▶ [Your assignment]
What you need to do is retype every entry exactly as written.

▶ [Data for this task]
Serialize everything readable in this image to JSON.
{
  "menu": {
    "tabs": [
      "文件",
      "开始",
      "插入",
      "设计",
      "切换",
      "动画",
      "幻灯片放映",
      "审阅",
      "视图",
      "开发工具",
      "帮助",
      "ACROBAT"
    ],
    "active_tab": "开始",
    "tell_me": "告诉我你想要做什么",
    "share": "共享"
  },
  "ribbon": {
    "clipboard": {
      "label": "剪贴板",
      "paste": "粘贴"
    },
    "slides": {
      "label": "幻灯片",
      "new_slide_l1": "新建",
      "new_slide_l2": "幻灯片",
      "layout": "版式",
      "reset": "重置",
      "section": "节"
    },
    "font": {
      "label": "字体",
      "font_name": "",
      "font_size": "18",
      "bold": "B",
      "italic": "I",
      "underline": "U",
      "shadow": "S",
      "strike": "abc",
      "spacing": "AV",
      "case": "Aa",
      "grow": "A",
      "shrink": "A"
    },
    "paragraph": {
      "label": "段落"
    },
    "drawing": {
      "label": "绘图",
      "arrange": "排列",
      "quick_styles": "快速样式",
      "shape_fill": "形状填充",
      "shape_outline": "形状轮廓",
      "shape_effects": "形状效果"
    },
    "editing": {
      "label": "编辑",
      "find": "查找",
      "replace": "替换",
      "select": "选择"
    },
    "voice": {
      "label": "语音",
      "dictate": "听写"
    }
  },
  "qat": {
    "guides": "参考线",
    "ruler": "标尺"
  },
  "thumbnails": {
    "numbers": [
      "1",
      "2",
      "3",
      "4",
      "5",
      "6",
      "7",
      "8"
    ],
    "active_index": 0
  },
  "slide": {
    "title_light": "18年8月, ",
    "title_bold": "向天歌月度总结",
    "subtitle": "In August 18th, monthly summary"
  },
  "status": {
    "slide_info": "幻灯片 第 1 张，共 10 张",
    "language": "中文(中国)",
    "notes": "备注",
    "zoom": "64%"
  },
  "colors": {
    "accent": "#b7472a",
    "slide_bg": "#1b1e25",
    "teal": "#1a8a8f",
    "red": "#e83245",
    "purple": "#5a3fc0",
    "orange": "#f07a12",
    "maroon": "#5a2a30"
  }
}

▶ [Written reply]
Serialize everything readable in this image to JSON.
{
  "menu": {
    "tabs": [
      "文件",
      "开始",
      "插入",
      "设计",
      "切换",
      "动画",
      "幻灯片放映",
      "审阅",
      "视图",
      "开发工具",
      "帮助",
      "ACROBAT"
    ],
    "active_tab": "开始",
    "tell_me": "告诉我你想要做什么",
    "share": "共享"
  },
  "ribbon": {
    "clipboard": {
      "label": "剪贴板",
      "paste": "粘贴"
    },
    "slides": {
      "label": "幻灯片",
      "new_slide_l1": "新建",
      "new_slide_l2": "幻灯片",
      "layout": "版式",
      "reset": "重置",
      "section": "节"
    },
    "font": {
      "label": "字体",
      "font_name": "",
      "font_size": "18",
      "bold": "B",
      "italic": "I",
      "underline": "U",
      "shadow": "S",
      "strike": "abc",
      "spacing": "AV",
      "case": "Aa",
      "grow": "A",
      "shrink": "A"
    },
    "paragraph": {
      "label": "段落"
    },
    "drawing": {
      "label": "绘图",
      "arrange": "排列",
      "quick_styles": "快速样式",
      "shape_fill": "形状填充",
      "shape_outline": "形状轮廓",
      "shape_effects": "形状效果"
    },
    "editing": {
      "label": "编辑",
      "find": "查找",
      "replace": "替换",
      "select": "选择"
    },
    "voice": {
      "label": "语音",
      "dictate": "听写"
    }
  },
  "qat": {
    "guides": "参考线",
    "ruler": "标尺"
  },
  "thumbnails": {
    "numbers": [
      "1",
      "2",
      "3",
      "4",
      "5",
      "6",
      "7",
      "8"
    ],
    "active_index": 0
  },
  "slide": {
    "title_light": "18年8月, ",
    "title_bold": "向天歌月度总结",
    "subtitle": "In August 18th, monthly summary"
  },
  "status": {
    "slide_info": "幻灯片 第 1 张，共 10 张",
    "language": "中文(中国)",
    "notes": "备注",
    "zoom": "64%"
  },
  "colors": {
    "accent": "#b7472a",
    "slide_bg": "#1b1e25",
    "teal": "#1a8a8f",
    "red": "#e83245",
    "purple": "#5a3fc0",
    "orange": "#f07a12",
    "maroon": "#5a2a30"
  }
}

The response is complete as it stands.